*** Block opens ***

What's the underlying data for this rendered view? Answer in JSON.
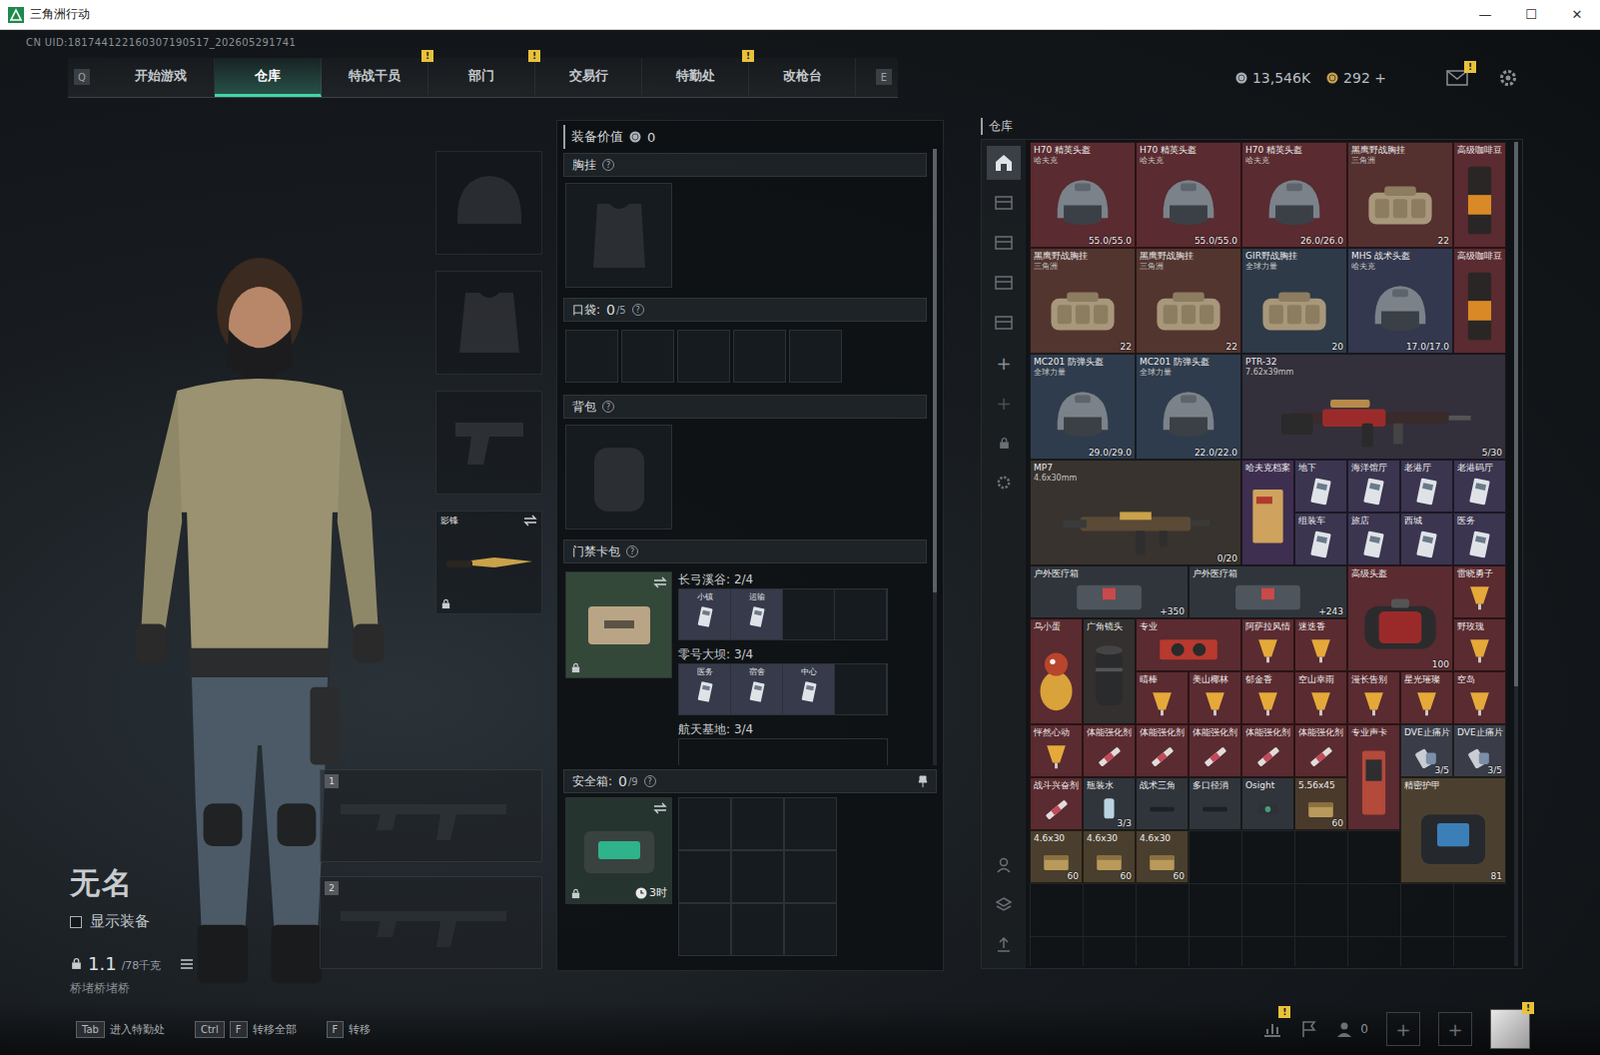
{
  "window": {
    "title": "三角洲行动",
    "controls": [
      "—",
      "☐",
      "✕"
    ]
  },
  "account": {
    "uid": "CN UID:181744122160307190517_202605291741"
  },
  "nav": {
    "prev_key": "Q",
    "next_key": "E",
    "tabs": [
      {
        "label": "开始游戏",
        "selected": false,
        "badge": ""
      },
      {
        "label": "仓库",
        "selected": true,
        "badge": ""
      },
      {
        "label": "特战干员",
        "selected": false,
        "badge": "!"
      },
      {
        "label": "部门",
        "selected": false,
        "badge": "!"
      },
      {
        "label": "交易行",
        "selected": false,
        "badge": ""
      },
      {
        "label": "特勤处",
        "selected": false,
        "badge": "!"
      },
      {
        "label": "改枪台",
        "selected": false,
        "badge": ""
      }
    ]
  },
  "currency": {
    "coins": "13,546K",
    "tickets": "292",
    "add": "+",
    "mail_badge": "!"
  },
  "character": {
    "name": "无名",
    "show_equipment": {
      "label": "显示装备",
      "checked": false
    },
    "weight": "1.1",
    "capacity": "/78千克",
    "subtitle": "桥堵桥堵桥"
  },
  "equipment_slots": [
    {
      "kind": "helmet",
      "filled": false,
      "label": "",
      "locked": false
    },
    {
      "kind": "armor",
      "filled": false,
      "label": "",
      "locked": false
    },
    {
      "kind": "pistol",
      "filled": false,
      "label": "",
      "locked": false
    },
    {
      "kind": "melee",
      "filled": true,
      "label": "影锋",
      "locked": true
    }
  ],
  "weapon_slots": [
    {
      "number": "1",
      "filled": false
    },
    {
      "number": "2",
      "filled": false
    }
  ],
  "loadout": {
    "value_label": "装备价值",
    "value": "0",
    "rig": {
      "title": "胸挂",
      "help": "?"
    },
    "pockets": {
      "title": "口袋:",
      "count": "0",
      "capacity": "/5",
      "help": "?",
      "slots": [
        {
          "filled": false
        },
        {
          "filled": false
        },
        {
          "filled": false
        },
        {
          "filled": false
        },
        {
          "filled": false
        }
      ]
    },
    "backpack": {
      "title": "背包",
      "help": "?"
    },
    "keycard_pack": {
      "title": "门禁卡包",
      "help": "?",
      "locked": true,
      "maps": [
        {
          "name": "长弓溪谷:",
          "count": "2/4",
          "slots": [
            {
              "filled": true,
              "label": "小镇"
            },
            {
              "filled": true,
              "label": "运输"
            },
            {
              "filled": false,
              "label": ""
            },
            {
              "filled": false,
              "label": ""
            }
          ]
        },
        {
          "name": "零号大坝:",
          "count": "3/4",
          "slots": [
            {
              "filled": true,
              "label": "医务"
            },
            {
              "filled": true,
              "label": "宿舍"
            },
            {
              "filled": true,
              "label": "中心"
            },
            {
              "filled": false,
              "label": ""
            }
          ]
        },
        {
          "name": "航天基地:",
          "count": "3/4",
          "slots": []
        }
      ]
    },
    "safe_box": {
      "title": "安全箱:",
      "count": "0",
      "capacity": "/9",
      "help": "?",
      "timer": "3时",
      "locked": true,
      "slots": [
        {
          "filled": false
        },
        {
          "filled": false
        },
        {
          "filled": false
        },
        {
          "filled": false
        },
        {
          "filled": false
        },
        {
          "filled": false
        },
        {
          "filled": false
        },
        {
          "filled": false
        },
        {
          "filled": false
        }
      ]
    }
  },
  "warehouse": {
    "title": "仓库",
    "sidebar": {
      "tabs": [
        {
          "selected": true
        },
        {
          "selected": false
        },
        {
          "selected": false
        },
        {
          "selected": false
        },
        {
          "selected": false
        }
      ],
      "add": "+",
      "add_more": "+"
    },
    "items": [
      {
        "name": "H70 精英头盔",
        "brand": "哈夫克",
        "value": "55.0/55.0",
        "kind": "helmet",
        "color": "#5a2b30"
      },
      {
        "name": "H70 精英头盔",
        "brand": "哈夫克",
        "value": "55.0/55.0",
        "kind": "helmet",
        "color": "#5a2b30"
      },
      {
        "name": "H70 精英头盔",
        "brand": "哈夫克",
        "value": "26.0/26.0",
        "kind": "helmet",
        "color": "#5a2b30"
      },
      {
        "name": "黑鹰野战胸挂",
        "brand": "三角洲",
        "value": "22",
        "kind": "rig",
        "color": "#54302f"
      },
      {
        "name": "高级咖啡豆",
        "brand": "",
        "value": "",
        "kind": "tall",
        "color": "#5a2b30"
      },
      {
        "name": "黑鹰野战胸挂",
        "brand": "三角洲",
        "value": "22",
        "kind": "rig",
        "color": "#52352f"
      },
      {
        "name": "黑鹰野战胸挂",
        "brand": "三角洲",
        "value": "22",
        "kind": "rig",
        "color": "#52352f"
      },
      {
        "name": "GIR野战胸挂",
        "brand": "全球力量",
        "value": "20",
        "kind": "rig",
        "color": "#2e3a48"
      },
      {
        "name": "MHS 战术头盔",
        "brand": "哈夫克",
        "value": "17.0/17.0",
        "kind": "helmet",
        "color": "#34384e"
      },
      {
        "name": "高级咖啡豆",
        "brand": "",
        "value": "",
        "kind": "tall",
        "color": "#5a2b30"
      },
      {
        "name": "MC201 防弹头盔",
        "brand": "全球力量",
        "value": "29.0/29.0",
        "kind": "helmet",
        "color": "#2f3c4d"
      },
      {
        "name": "MC201 防弹头盔",
        "brand": "全球力量",
        "value": "22.0/22.0",
        "kind": "helmet",
        "color": "#2f3c4d"
      },
      {
        "name": "PTR-32",
        "brand": "7.62x39mm",
        "value": "5/30",
        "kind": "rifle",
        "color": "#33303c"
      },
      {
        "name": "MP7",
        "brand": "4.6x30mm",
        "value": "0/20",
        "kind": "smg",
        "color": "#38332e"
      },
      {
        "name": "哈夫克档案",
        "brand": "",
        "value": "",
        "kind": "document",
        "color": "#3e2f50"
      },
      {
        "name": "地下",
        "brand": "",
        "value": "",
        "kind": "keycard",
        "color": "#3b3550"
      },
      {
        "name": "海洋馆厅",
        "brand": "",
        "value": "",
        "kind": "keycard",
        "color": "#3b3550"
      },
      {
        "name": "老港厅",
        "brand": "",
        "value": "",
        "kind": "keycard",
        "color": "#3b3550"
      },
      {
        "name": "老港码厅",
        "brand": "",
        "value": "",
        "kind": "keycard",
        "color": "#3b3550"
      },
      {
        "name": "组装车",
        "brand": "",
        "value": "",
        "kind": "keycard",
        "color": "#3b3550"
      },
      {
        "name": "旅店",
        "brand": "",
        "value": "",
        "kind": "keycard",
        "color": "#3b3550"
      },
      {
        "name": "西城",
        "brand": "",
        "value": "",
        "kind": "keycard",
        "color": "#3b3550"
      },
      {
        "name": "医务",
        "brand": "",
        "value": "",
        "kind": "keycard",
        "color": "#3b3550"
      },
      {
        "name": "户外医疗箱",
        "brand": "",
        "value": "+350",
        "kind": "medkit",
        "color": "#30353b"
      },
      {
        "name": "户外医疗箱",
        "brand": "",
        "value": "+243",
        "kind": "medkit",
        "color": "#30353b"
      },
      {
        "name": "高级头盔",
        "brand": "",
        "value": "100",
        "kind": "case",
        "color": "#5a2b30"
      },
      {
        "name": "雷晓勇子",
        "brand": "",
        "value": "",
        "kind": "drink",
        "color": "#5a2b30"
      },
      {
        "name": "乌小蛋",
        "brand": "",
        "value": "",
        "kind": "figure",
        "color": "#5a2b30"
      },
      {
        "name": "广角镜头",
        "brand": "",
        "value": "",
        "kind": "lens",
        "color": "#33302f"
      },
      {
        "name": "专业",
        "brand": "",
        "value": "",
        "kind": "gpu",
        "color": "#5a2b30"
      },
      {
        "name": "阿萨拉风情",
        "brand": "",
        "value": "",
        "kind": "drink",
        "color": "#5a2b30"
      },
      {
        "name": "迷迭香",
        "brand": "",
        "value": "",
        "kind": "drink",
        "color": "#5a2b30"
      },
      {
        "name": "野玫瑰",
        "brand": "",
        "value": "",
        "kind": "drink",
        "color": "#5a2b30"
      },
      {
        "name": "晴棒",
        "brand": "",
        "value": "",
        "kind": "drink",
        "color": "#5a2b30"
      },
      {
        "name": "美山椰林",
        "brand": "",
        "value": "",
        "kind": "drink",
        "color": "#5a2b30"
      },
      {
        "name": "郁金香",
        "brand": "",
        "value": "",
        "kind": "drink",
        "color": "#5a2b30"
      },
      {
        "name": "空山幸雨",
        "brand": "",
        "value": "",
        "kind": "drink",
        "color": "#5a2b30"
      },
      {
        "name": "漫长告别",
        "brand": "",
        "value": "",
        "kind": "drink",
        "color": "#5a2b30"
      },
      {
        "name": "星光璀璨",
        "brand": "",
        "value": "",
        "kind": "drink",
        "color": "#5a2b30"
      },
      {
        "name": "空岛",
        "brand": "",
        "value": "",
        "kind": "drink",
        "color": "#5a2b30"
      },
      {
        "name": "怦然心动",
        "brand": "",
        "value": "",
        "kind": "drink",
        "color": "#5a2b30"
      },
      {
        "name": "体能强化剂",
        "brand": "",
        "value": "",
        "kind": "syringe",
        "color": "#5a2b30"
      },
      {
        "name": "体能强化剂",
        "brand": "",
        "value": "",
        "kind": "syringe",
        "color": "#5a2b30"
      },
      {
        "name": "体能强化剂",
        "brand": "",
        "value": "",
        "kind": "syringe",
        "color": "#5a2b30"
      },
      {
        "name": "体能强化剂",
        "brand": "",
        "value": "",
        "kind": "syringe",
        "color": "#5a2b30"
      },
      {
        "name": "体能强化剂",
        "brand": "",
        "value": "",
        "kind": "syringe",
        "color": "#5a2b30"
      },
      {
        "name": "专业声卡",
        "brand": "",
        "value": "",
        "kind": "soundcard",
        "color": "#5a2b30"
      },
      {
        "name": "DVE止痛片",
        "brand": "",
        "value": "3/5",
        "kind": "pill",
        "color": "#3a3d48"
      },
      {
        "name": "DVE止痛片",
        "brand": "",
        "value": "3/5",
        "kind": "pill",
        "color": "#3a3d48"
      },
      {
        "name": "战斗兴奋剂",
        "brand": "",
        "value": "",
        "kind": "syringe",
        "color": "#5a2b30"
      },
      {
        "name": "瓶装水",
        "brand": "",
        "value": "3/3",
        "kind": "bottle",
        "color": "#30353b"
      },
      {
        "name": "战术三角",
        "brand": "",
        "value": "",
        "kind": "tool",
        "color": "#30353b"
      },
      {
        "name": "多口径消",
        "brand": "",
        "value": "",
        "kind": "tool",
        "color": "#30353b"
      },
      {
        "name": "Osight",
        "brand": "",
        "value": "",
        "kind": "scope",
        "color": "#30353b"
      },
      {
        "name": "5.56x45",
        "brand": "",
        "value": "60",
        "kind": "ammo",
        "color": "#4a3a2c"
      },
      {
        "name": "精密护甲",
        "brand": "",
        "value": "81",
        "kind": "armor",
        "color": "#4b4030"
      },
      {
        "name": "4.6x30",
        "brand": "",
        "value": "60",
        "kind": "ammo",
        "color": "#4a3f2e"
      },
      {
        "name": "4.6x30",
        "brand": "",
        "value": "60",
        "kind": "ammo",
        "color": "#4a3f2e"
      },
      {
        "name": "4.6x30",
        "brand": "",
        "value": "60",
        "kind": "ammo",
        "color": "#4a3f2e"
      }
    ]
  },
  "bottom_bar": {
    "hints": [
      {
        "keys": [
          "Tab"
        ],
        "label": "进入特勤处"
      },
      {
        "keys": [
          "Ctrl",
          "F"
        ],
        "label": "转移全部"
      },
      {
        "keys": [
          "F"
        ],
        "label": "转移"
      }
    ],
    "stats_badge": "!",
    "squad_count": "0",
    "slot_add": [
      "+",
      "+"
    ],
    "avatar_badge": "!"
  }
}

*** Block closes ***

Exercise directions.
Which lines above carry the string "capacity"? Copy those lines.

Exercise output.
    "capacity": "/78千克",
      "capacity": "/5",
      "capacity": "/9",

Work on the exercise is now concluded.